    4. Ramona Bunkus & Ilkhom Soliev & Insa Theesfeld, 2020. "Density of resident farmers and rural inhabitants’ relationship to agriculture: operationalizing complex social interactions with a structural equation model," Agriculture and Human Values, Springer;The Agriculture, Food, & Human Values Society (AFHVS), vol. 37(1), pages 47-63, March.
    5. Jane Dixon & Bronwyn Isaacs, 2013. "There’s certainly a lot of hurting out there: navigating the trolley of progress down the supermarket aisle," Agriculture and Human Values, Springer;The Agriculture, Food, & Human Values Society (AFHVS), vol. 30(2), pages 283-297, June.
    6. Linda Lobao & Jeff Sharp, 2013. "Agriculture and rural development," Chapters, in: Gary Paul Green (ed.),Handbook of Rural Development, chapter 7, pages i-ii, Edward Elgar Publishing.

    Corrections

    All material on this site has been provided by the respective publishers and authors.

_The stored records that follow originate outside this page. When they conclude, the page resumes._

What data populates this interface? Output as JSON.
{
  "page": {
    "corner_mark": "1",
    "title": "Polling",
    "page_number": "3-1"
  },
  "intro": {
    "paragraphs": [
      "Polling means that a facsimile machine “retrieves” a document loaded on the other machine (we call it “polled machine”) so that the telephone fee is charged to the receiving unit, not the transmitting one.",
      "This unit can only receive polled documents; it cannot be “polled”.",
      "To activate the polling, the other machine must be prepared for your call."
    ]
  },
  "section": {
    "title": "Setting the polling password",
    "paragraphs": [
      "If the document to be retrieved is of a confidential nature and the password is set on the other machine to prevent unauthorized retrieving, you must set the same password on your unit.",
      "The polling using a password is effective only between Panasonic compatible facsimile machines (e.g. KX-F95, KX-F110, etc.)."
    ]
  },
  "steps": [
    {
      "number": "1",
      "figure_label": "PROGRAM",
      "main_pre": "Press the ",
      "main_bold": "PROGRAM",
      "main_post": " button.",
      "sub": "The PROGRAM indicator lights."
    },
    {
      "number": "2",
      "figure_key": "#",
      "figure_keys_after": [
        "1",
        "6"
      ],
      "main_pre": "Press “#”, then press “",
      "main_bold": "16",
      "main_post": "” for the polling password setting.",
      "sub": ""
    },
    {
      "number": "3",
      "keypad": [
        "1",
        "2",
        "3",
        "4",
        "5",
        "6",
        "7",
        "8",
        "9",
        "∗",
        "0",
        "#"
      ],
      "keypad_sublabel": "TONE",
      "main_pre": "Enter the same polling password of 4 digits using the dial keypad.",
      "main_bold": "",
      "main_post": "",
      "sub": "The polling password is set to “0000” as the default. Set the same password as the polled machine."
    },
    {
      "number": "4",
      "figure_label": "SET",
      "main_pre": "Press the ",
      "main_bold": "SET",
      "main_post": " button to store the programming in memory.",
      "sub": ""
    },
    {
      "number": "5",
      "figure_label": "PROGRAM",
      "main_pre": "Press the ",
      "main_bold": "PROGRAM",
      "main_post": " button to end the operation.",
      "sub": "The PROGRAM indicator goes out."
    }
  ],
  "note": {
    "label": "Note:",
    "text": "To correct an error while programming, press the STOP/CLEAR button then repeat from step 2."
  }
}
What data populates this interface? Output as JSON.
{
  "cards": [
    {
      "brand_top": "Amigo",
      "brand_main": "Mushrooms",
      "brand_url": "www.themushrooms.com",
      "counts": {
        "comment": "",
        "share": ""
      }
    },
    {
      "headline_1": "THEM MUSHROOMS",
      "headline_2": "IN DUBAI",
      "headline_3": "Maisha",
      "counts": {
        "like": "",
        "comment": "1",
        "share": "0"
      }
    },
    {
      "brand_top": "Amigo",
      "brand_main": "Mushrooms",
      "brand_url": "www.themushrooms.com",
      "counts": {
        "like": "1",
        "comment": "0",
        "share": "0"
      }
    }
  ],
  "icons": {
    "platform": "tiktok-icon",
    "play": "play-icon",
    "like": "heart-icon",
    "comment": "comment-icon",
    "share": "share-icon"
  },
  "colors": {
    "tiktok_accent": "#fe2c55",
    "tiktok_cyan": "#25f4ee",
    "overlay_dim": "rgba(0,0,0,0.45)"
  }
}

You can help correct errors and omissions. When requesting a correction, please mention this item's handle: RePEc:spr:agrhuv:v:25:y:2008:i:2:p:219-240. See general information about how to correct material in RePEc.

    For technical questions regarding this item, or to correct its authors, title, abstract, bibliographic or download information, contact: (Sonal Shukla) or (Springer Nature Abstracting and Indexing). General contact details of provider: http://www.springer.com .

    If you have authored this item and are not yet registered with RePEc, we encourage you to do it here. This allows to link your profile to this item. It also allows you to accept potential citations to this item that we are uncertain about.

    If CitEc recognized a reference but did not link an item in RePEc to it, you can help with this form .

    If you know of missing items citing this one, you can help us creating those links by adding the relevant references in the same way as above, for each refering item. If you are a registered author of this item, you may also want to check the "citations" tab in your RePEc Author Service profile, as there may be some citations waiting for confirmation.

    Please note that corrections may take a couple of weeks to filter through the various RePEc services.

    IDEAS is a RePEc service hosted by the Research Division of the Federal Reserve Bank of St. Louis . RePEc uses bibliographic data supplied by the respective publishers.